How many items can you squeeze into a popup menu? I can manage 144 now, and amazingly it remains eminently navigable, at least from a Magic Trackpad.

Generating the array of strings to form each of the two popup menus was straightforward: I piped the output of the command to list all the supported encodings from iconv into a text file:
iconv -l > encodinglist.text

Each line in that file is a single encoding, with the synonyms given in that line. So, for example, the first line reads
ANSI_X3.4-1968 ANSI_X3.4-1986 ASCII CP367 IBM367 ISO-IR-6 ISO646-US ISO_646.IRV:1991 US US-ASCII CSASCII
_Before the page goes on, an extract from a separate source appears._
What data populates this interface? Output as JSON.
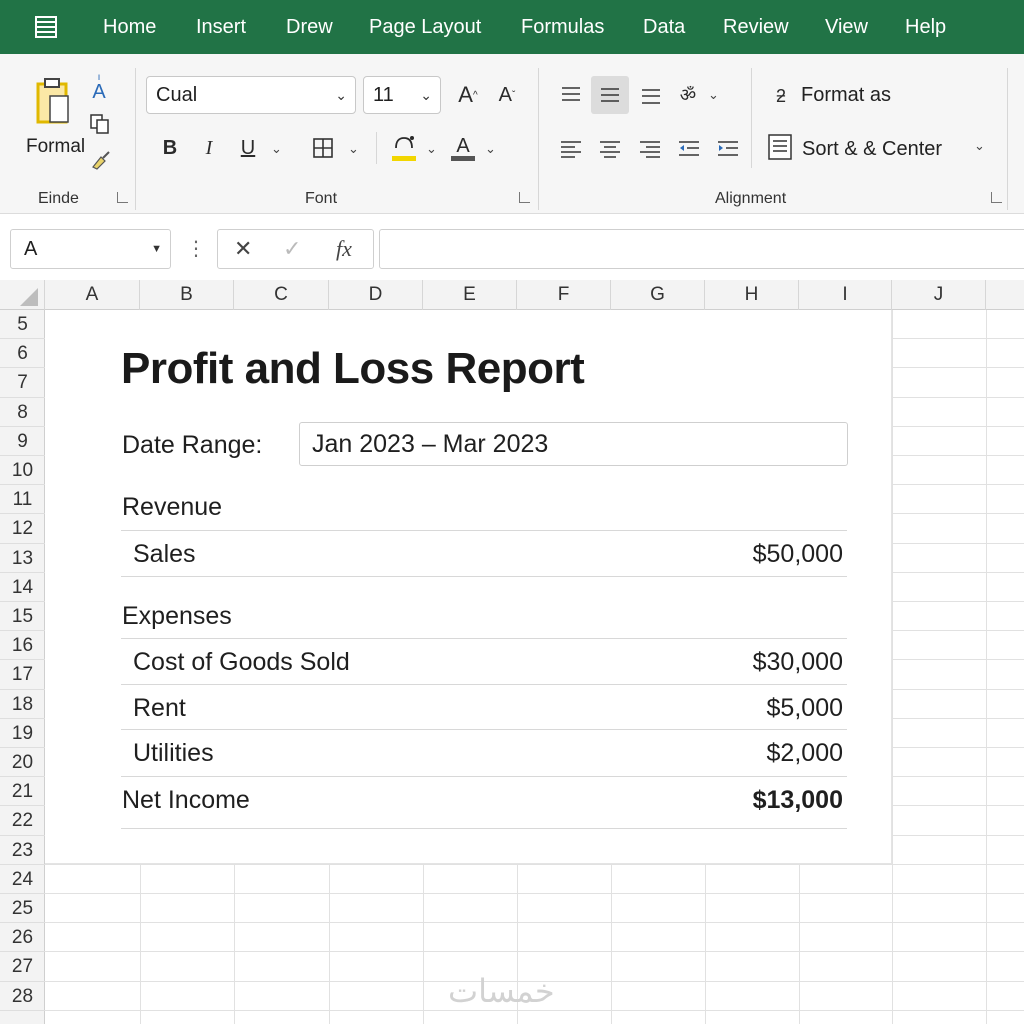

All those encoding names, recognised by iconv, are synonyms for what most of us would just call ASCII. So I worked through that listing, reducing each line down to just one of the synonyms for the popup menu entries. In BBEdit, sorted those alphabetically, then replaced all \n newline characters with ", ", put an opening [" and a closing "], and it was ready to drop straight into my source.

rosetta4

Yes, the popups are monsters, but using them seems fine. They are certainly superior to nested menus, or scrolling lists. I will need to list synonyms in the Help Book, but that shouldn’t be particularly onerous either, using the listing that I now have.

rosetta5

Now the popups work, the command is generated correctly, its errors handled acceptably, and all should be ready for a beta release. But there’s one rather frustrating problem getting in the way.

The two scrolling text views take attributed text, in NSAttributedString form. In order to convert from the raw data read from the input file, and to write to the output file, this has to treated as an encoded NSString. Unfortunately, that means that it is parsed and checked against that encoding, and won’t, for example, accept UTF-16 if the encoding is UTF-8. So the only means that I can (currently) see of getting text into or from those text views has to assume a text encoding which could well be incompatible with the actual raw data.

One way of working around this is to store the raw input and converted data, to write the raw converted data rather than that from the re-encoded content of the output view, and to convert that to the most appropriate representable form for display. I need to spend a little time experimenting with this in order to get it right, so that the user sees the most faithful representation possible, and the app doesn’t barf or crash.

That is the sort of task which would have been nice to perform in a Swift playground, but because it is heavily dependent on views and view-related functions, that looks impossible.

I’ll be back once I have worked out a solution.